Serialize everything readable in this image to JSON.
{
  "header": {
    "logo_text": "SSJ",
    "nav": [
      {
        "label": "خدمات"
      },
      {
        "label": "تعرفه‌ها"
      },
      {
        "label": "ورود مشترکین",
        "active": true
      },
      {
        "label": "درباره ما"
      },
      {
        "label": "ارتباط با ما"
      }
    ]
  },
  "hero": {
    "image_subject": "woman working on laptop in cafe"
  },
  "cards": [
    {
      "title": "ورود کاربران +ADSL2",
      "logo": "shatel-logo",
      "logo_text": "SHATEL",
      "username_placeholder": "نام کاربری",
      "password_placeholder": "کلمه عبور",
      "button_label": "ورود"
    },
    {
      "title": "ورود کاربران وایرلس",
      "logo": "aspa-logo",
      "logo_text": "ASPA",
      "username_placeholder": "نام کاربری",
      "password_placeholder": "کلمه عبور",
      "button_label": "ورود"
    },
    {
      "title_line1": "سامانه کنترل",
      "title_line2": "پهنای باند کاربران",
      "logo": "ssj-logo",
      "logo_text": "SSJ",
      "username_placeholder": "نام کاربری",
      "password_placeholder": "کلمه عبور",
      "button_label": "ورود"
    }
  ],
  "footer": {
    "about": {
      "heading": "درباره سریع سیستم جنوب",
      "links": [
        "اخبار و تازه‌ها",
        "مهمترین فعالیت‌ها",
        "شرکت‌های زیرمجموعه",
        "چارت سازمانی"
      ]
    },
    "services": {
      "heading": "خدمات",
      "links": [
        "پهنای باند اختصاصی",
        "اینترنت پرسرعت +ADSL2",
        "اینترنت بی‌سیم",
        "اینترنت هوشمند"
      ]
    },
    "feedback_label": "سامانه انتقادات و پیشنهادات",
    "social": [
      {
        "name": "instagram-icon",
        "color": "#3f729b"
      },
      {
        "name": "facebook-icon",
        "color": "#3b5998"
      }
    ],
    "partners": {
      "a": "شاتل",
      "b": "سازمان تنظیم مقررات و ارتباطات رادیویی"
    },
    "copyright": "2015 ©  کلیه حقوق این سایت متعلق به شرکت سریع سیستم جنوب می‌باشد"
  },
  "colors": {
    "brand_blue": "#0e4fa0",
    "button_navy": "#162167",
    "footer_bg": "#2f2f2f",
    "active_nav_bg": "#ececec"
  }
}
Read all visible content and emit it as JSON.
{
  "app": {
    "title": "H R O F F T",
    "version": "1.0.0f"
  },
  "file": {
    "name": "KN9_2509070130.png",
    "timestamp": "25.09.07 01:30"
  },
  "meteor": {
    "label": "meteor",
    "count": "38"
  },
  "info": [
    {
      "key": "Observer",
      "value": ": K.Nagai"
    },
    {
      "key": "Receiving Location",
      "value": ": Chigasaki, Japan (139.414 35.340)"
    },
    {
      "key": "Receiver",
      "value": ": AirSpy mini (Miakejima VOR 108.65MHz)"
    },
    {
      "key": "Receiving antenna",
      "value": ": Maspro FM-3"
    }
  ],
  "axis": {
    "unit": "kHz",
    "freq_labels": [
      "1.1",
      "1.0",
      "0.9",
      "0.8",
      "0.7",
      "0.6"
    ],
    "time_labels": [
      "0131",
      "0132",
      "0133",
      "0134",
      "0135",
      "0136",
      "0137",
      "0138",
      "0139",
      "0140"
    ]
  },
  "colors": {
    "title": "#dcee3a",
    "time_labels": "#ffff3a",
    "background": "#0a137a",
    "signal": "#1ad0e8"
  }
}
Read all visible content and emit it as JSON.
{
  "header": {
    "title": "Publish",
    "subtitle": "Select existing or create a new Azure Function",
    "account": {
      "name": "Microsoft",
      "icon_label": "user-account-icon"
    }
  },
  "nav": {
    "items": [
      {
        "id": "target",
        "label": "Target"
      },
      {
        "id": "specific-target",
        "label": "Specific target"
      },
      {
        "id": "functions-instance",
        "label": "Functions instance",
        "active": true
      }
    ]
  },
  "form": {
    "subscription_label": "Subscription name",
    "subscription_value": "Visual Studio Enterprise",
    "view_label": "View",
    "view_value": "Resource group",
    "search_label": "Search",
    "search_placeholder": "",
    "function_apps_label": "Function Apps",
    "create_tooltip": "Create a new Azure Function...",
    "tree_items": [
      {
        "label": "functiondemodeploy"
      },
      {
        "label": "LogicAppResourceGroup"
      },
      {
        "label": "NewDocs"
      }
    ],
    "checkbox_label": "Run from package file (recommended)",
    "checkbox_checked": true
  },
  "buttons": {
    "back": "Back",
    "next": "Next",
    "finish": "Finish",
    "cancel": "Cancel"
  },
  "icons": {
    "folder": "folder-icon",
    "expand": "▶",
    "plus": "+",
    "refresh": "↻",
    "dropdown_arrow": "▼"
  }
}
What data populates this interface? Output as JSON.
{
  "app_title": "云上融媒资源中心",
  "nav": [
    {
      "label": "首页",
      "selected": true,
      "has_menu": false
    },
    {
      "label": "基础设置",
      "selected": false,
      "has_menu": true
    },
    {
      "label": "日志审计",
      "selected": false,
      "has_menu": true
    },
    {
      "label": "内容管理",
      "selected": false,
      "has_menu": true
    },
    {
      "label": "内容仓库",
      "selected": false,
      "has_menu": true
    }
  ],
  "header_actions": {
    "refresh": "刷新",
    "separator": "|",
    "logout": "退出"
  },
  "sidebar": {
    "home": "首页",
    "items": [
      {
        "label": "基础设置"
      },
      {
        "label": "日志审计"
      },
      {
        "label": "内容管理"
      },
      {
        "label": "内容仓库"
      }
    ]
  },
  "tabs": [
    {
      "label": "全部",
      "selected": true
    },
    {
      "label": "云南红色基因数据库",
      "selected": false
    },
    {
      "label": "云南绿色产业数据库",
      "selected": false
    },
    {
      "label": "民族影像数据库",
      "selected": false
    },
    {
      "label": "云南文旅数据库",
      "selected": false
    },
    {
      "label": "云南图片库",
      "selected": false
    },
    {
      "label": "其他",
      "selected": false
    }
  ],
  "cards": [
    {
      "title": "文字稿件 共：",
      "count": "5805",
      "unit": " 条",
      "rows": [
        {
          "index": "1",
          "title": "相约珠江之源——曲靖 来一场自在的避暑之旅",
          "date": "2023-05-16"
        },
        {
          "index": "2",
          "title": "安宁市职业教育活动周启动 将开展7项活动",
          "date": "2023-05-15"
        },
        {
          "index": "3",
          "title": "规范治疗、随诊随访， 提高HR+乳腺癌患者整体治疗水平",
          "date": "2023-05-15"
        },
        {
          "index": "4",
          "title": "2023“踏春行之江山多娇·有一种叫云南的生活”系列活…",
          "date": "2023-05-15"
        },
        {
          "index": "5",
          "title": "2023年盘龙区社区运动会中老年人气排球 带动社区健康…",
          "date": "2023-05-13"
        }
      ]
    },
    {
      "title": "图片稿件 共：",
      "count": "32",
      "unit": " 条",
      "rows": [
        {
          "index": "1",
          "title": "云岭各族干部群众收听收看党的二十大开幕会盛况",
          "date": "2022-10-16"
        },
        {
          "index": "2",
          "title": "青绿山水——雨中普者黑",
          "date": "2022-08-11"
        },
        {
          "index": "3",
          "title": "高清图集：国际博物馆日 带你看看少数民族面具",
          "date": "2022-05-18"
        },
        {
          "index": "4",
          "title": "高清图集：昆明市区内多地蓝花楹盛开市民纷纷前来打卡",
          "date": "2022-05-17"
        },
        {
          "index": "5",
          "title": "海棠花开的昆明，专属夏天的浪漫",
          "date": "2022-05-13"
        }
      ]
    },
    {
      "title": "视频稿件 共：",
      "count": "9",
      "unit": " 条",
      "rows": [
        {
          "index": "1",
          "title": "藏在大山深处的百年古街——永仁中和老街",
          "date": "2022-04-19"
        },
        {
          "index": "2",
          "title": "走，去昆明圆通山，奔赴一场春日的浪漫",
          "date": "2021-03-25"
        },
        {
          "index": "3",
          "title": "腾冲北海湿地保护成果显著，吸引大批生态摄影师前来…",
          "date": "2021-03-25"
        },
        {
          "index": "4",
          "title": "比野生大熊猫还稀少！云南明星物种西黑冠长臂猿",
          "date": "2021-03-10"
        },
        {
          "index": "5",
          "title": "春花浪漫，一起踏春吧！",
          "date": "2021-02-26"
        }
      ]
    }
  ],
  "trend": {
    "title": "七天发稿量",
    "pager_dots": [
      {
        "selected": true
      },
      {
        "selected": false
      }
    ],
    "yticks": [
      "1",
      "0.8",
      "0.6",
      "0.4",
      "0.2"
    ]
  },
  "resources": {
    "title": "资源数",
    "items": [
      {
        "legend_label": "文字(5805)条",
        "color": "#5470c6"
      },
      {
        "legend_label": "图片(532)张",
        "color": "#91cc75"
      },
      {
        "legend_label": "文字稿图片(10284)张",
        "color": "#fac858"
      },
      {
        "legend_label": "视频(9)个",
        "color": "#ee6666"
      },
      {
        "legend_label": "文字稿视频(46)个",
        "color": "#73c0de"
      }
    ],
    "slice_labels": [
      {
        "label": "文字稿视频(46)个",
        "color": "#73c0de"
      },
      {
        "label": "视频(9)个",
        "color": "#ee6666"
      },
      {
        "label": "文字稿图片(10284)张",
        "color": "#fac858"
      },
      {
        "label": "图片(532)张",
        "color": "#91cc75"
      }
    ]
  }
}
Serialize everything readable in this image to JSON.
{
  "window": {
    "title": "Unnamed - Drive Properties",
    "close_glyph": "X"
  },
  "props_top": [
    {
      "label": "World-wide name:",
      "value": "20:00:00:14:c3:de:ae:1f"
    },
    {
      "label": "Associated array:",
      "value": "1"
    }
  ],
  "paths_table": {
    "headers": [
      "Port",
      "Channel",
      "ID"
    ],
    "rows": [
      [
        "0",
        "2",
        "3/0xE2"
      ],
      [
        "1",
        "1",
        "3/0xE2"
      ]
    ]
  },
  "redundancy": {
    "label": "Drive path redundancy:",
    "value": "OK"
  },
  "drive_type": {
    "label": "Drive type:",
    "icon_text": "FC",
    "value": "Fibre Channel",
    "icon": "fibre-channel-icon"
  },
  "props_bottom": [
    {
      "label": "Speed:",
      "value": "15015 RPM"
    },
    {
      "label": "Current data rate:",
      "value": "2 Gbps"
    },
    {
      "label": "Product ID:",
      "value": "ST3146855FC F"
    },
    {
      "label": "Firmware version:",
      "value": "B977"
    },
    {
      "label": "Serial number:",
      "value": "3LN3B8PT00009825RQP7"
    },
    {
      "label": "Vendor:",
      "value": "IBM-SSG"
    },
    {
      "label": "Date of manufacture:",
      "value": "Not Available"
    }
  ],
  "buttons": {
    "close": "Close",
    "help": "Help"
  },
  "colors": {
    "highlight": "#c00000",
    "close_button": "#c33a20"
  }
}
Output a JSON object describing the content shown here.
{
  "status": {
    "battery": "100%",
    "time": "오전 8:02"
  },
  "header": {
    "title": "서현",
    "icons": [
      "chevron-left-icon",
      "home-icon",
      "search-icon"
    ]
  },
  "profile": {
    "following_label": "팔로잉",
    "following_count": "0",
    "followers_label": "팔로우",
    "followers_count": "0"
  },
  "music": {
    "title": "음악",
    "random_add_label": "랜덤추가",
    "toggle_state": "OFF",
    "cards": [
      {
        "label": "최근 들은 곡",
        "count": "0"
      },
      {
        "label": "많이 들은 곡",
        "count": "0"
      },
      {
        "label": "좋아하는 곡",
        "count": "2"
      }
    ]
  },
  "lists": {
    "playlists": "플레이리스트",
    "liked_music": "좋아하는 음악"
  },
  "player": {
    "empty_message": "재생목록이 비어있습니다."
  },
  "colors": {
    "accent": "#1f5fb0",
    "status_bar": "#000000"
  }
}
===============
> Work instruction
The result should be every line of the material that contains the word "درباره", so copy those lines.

> Exercise answer
        "label": "درباره ما"
      "heading": "درباره سریع سیستم جنوب",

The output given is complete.